On Monday I posted this video on keeping fruit trees small:
Oak Summit Nursery comments:
This is a great video. We’re on the Canadian prairies, and here we basically need to use full sized rootstocks for fruit trees like apples just to have the vigor and cold hardiness, also the growing season in short. Yes I do have an old apple tree that’s 35 feet tall, but only because it wasn’t pruned – sure they can get that large. All of the standard “full sized” trees I’ve planted in years since have been really easy to keep small with pruning and training, selecting some main scaffolds and keeping them low and spreading, and the trees can be close together. My orchard was planted in a forest, the natural vegetation before I started was all aspen (tall but they don’t produce much shade), choke cherry, saskatoon, and small oaks. Instead of clear cutting the trees to make room, I just made paths around them, and used small existing clearings to plant my fruit trees. Instead of removing small oaks I decided to make them into Niwaki, or garden trees. Yes the oaks can be 50′ tall, but I’m going to keep them at 5-6′ with pruning, and give them cool artistic shapes. Same with pines, I’ve added them around the orchard and train the with cool bends, Niwaki is like an in ground larger bonsai. The few tall aspens that might eventually block some light will be reduced like “syntropic agroforestry” style, I can keep the tree and just remove branches, pollard it down to size and add their biomass to the ground – ok we don’t have bamboo or bananas here to chop and drop but it’s the same idea. Most of the light in the summer is at a high angle, so dense spacing is fine and the trees can still get full sun even though they’ve been integrated into a forest garden. I enjoy all of your ideas about keeping the trees the shape and size you want. One day I can imagine step over espaliers around my garden paths. There’s another style of training we’re trying here in zone 3 called Russian arctic stanza, where you train an apple tree along the ground so it can be covered up by snow for the winter and zone push.

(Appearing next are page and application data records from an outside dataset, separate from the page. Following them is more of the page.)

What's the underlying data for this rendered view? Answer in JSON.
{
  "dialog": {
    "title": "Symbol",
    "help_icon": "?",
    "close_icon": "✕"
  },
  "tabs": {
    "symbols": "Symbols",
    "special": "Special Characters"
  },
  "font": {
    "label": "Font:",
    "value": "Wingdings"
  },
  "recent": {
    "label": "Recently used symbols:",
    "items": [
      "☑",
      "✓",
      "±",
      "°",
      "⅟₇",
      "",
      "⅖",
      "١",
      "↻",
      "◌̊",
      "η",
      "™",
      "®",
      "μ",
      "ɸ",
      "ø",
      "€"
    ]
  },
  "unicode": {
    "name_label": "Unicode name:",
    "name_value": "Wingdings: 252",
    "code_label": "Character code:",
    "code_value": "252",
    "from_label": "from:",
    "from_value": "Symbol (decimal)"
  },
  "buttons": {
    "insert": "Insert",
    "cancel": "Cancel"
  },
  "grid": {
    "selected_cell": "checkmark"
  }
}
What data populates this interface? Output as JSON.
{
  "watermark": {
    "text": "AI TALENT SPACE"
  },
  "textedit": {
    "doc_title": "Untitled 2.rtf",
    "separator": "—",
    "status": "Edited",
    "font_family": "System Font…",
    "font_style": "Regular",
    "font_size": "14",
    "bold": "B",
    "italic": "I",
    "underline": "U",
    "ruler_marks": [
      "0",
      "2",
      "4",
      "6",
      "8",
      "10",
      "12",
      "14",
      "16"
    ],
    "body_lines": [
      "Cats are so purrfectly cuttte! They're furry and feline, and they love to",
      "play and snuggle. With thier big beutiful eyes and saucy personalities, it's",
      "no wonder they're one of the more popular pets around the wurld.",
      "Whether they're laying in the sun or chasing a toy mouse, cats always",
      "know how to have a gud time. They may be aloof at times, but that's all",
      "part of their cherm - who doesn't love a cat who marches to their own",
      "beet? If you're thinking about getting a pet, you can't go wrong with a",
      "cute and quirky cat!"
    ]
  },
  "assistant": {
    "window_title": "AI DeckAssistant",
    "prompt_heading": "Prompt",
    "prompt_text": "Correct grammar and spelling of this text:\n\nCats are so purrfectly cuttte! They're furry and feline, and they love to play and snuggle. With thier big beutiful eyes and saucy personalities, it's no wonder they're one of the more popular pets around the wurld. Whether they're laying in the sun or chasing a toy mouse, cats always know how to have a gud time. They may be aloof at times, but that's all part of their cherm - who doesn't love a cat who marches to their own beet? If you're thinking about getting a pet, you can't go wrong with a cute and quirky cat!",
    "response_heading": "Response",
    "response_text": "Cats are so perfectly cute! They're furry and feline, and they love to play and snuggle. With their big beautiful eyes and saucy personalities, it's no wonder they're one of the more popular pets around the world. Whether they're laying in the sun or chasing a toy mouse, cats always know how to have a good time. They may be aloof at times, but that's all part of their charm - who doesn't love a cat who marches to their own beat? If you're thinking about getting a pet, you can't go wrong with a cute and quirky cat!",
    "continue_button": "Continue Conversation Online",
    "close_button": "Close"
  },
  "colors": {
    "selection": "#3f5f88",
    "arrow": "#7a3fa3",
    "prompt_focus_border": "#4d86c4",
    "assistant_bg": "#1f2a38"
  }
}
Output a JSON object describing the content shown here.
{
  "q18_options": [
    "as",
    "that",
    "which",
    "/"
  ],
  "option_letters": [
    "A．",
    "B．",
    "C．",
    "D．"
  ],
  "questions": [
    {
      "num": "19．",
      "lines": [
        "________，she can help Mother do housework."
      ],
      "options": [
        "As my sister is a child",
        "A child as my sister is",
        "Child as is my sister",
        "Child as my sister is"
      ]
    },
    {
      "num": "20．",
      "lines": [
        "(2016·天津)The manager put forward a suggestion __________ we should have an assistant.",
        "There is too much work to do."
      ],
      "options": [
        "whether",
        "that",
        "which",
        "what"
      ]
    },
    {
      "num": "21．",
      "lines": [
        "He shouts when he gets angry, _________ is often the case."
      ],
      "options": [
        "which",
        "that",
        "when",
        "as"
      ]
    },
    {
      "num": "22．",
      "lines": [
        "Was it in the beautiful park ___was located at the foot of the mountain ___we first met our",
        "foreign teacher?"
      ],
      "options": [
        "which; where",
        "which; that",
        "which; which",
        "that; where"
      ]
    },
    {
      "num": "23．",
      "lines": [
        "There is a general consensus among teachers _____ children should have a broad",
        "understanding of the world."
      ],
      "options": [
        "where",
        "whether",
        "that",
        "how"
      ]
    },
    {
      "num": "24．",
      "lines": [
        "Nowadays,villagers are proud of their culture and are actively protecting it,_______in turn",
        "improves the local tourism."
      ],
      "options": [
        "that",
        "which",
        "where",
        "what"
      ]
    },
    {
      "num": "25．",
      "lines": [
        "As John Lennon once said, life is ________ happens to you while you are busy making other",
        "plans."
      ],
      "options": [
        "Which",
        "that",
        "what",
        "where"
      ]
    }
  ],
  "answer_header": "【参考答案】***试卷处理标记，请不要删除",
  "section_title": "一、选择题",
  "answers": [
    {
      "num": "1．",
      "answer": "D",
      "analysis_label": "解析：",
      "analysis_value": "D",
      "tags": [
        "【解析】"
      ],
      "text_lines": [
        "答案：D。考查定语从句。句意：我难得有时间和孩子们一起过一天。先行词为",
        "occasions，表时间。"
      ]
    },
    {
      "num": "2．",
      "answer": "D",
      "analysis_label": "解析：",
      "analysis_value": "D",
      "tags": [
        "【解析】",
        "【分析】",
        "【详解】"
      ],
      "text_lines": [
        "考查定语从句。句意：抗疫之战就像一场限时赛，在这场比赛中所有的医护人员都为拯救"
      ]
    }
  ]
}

You can do a LOT with trees! A lot more than you think.
In the video I cover methods including festooning, espalier, pruning, multi-planting trees and more.